Scenario 1: Díaz-Canel remains as president (or is replaced by another technocrat), and a member of the Castro dynasty is appointed prime minister. The likeliest Castro to inherit the family's dynastic control is Alejandro Castro Espín. The only son of Raúl Castro, Castro Espín holds the rank of colonel in Cuba's Ministry of the Interior, in charge of repression against the island's opposition. Castro Espín accompanied his father during his meetings with U.S. President Barack Obama in Panama and at the United Nations. It was later revealed that he led the Cuban side of the secret talks with the United States that led to the re-establishment of diplomatic relations between the countries.
Scenario 2: The reverse of Scenario 1, this possibility places a Castro (like Castro Espín) as the appointed president, with a technocrat appointed as prime minister.

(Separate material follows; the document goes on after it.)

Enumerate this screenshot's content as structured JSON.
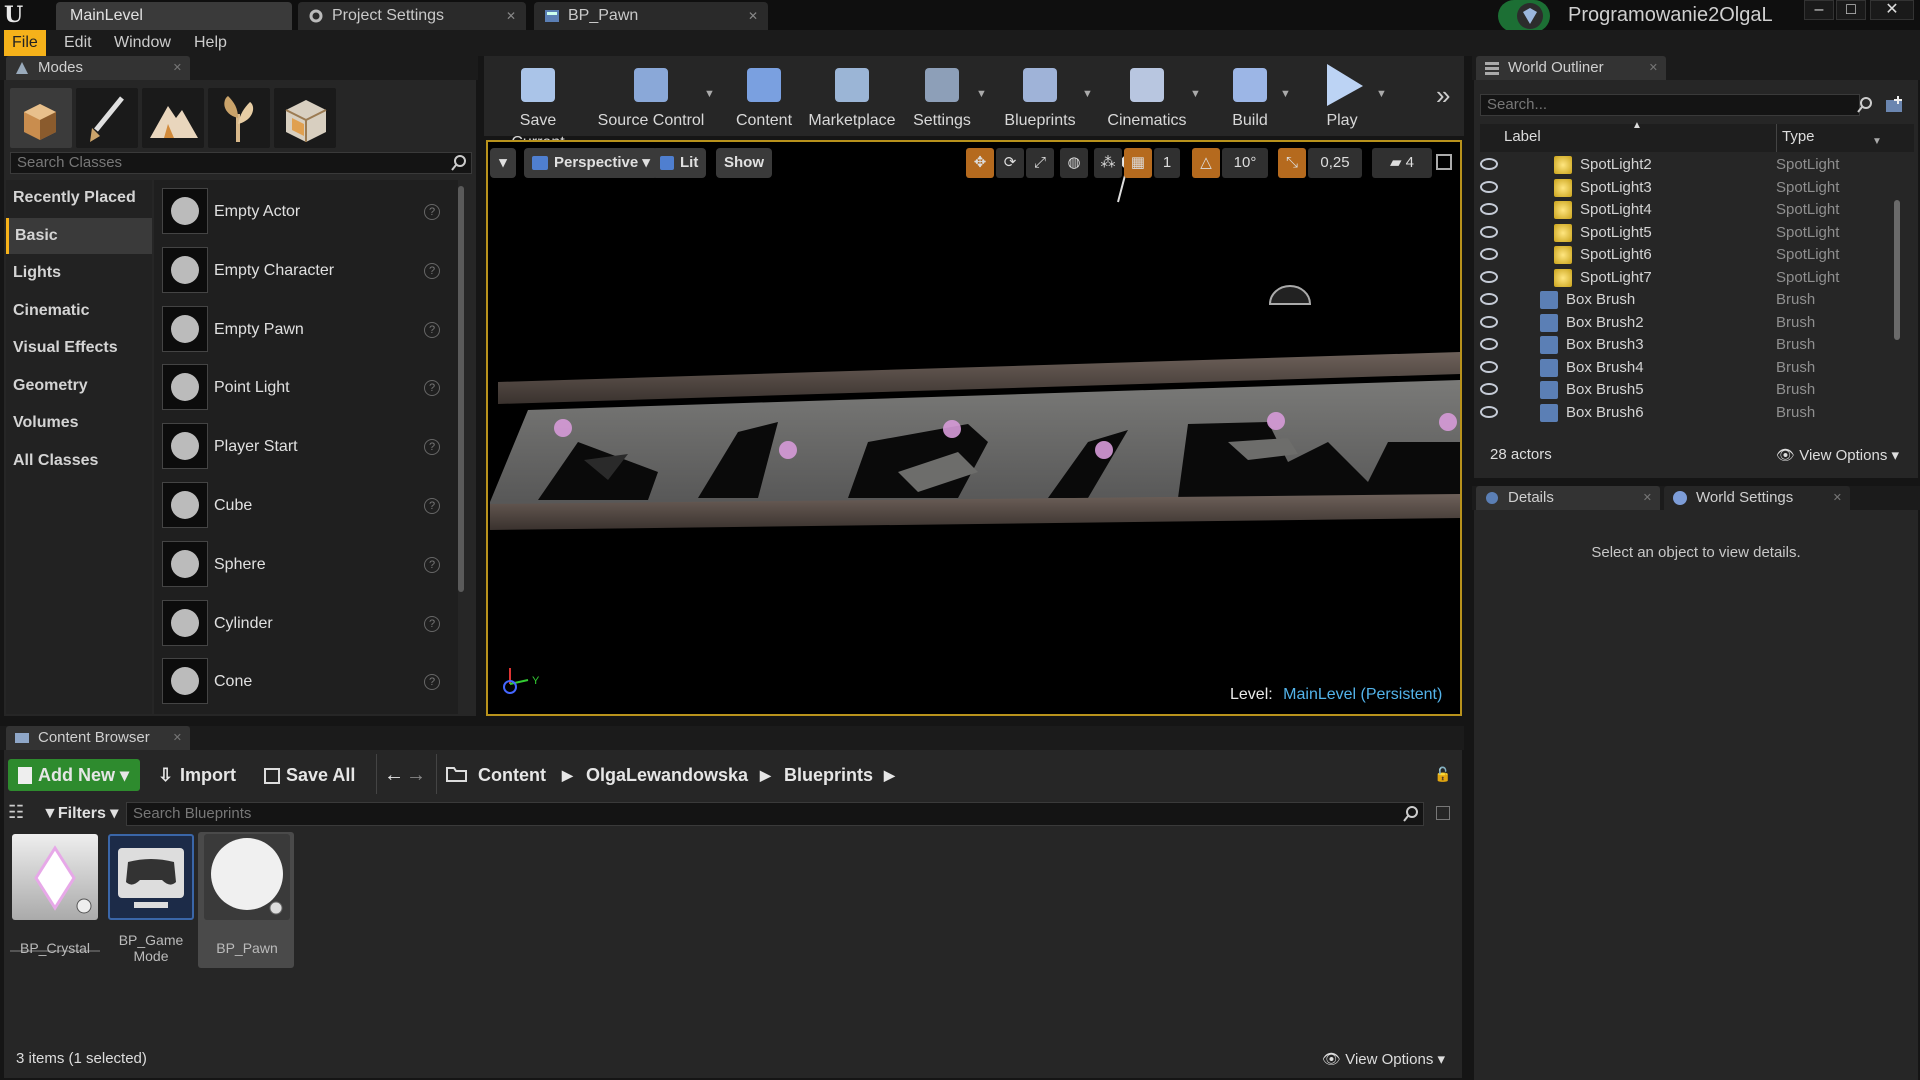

The scenario that will take place depends on which position ultimately holds most of the power. The president is defined as the head of state, but it has not been stipulated if the prime minister will serve as head of government, in which case the latter would hold most of the power. The scenario that will develop also depends on whether the Cuban dictatorship will stick to what it has codified into the Constitution, a feat that has seldom been implemented in its entirety.
Another question that arises regarding the future composition of Cuba's leadership is the extent to which demographic, gender and racial diversity will factor into the appointments. Since 1959, Cuba's leadership has been dominated by older white men, largely due to the composition of most of the Cuban revolution's top generals and officials. However, over time, Cuba's leaders have been ill-equipped to handle calls for more diversity in its ranks.
In recent decades, Cuba's younger residents, women and Afro-Cubans have sought greater representation in the government. In the current 605-member legislature (from where Cuba's leaders are selected), the average age of the delegates is 49, while 53.2 percent of them are women. While the numbers favor the selection of younger delegates, women and Afro-Cubans as future leaders, age and race discrimination, as well as a long tradition of machismo, make appointments of members from these groups less likely.
Leadership changes in Cuba will only be superficial and tactical to achieve the dictatorship's survival. Only a truly democratic political system based on justice and the rule of law that allows for and fosters the establishment of political parties, free, fair and competitive elections and constitutional guarantees of civil, political and economic rights will ensure real change. It is important to mention that Raúl Castro, as first secretary of the Central Committee of the Communist Party of Cuba, remains the ultimate arbiter and decision maker in Cuban politics. Therefore, whether Cuba has a president, a prime minister or a hybrid regime will only serve to extend its repressive dictatorship.
Daniel I. Pedreira is an author and Ph.D. student in political science at Florida International University.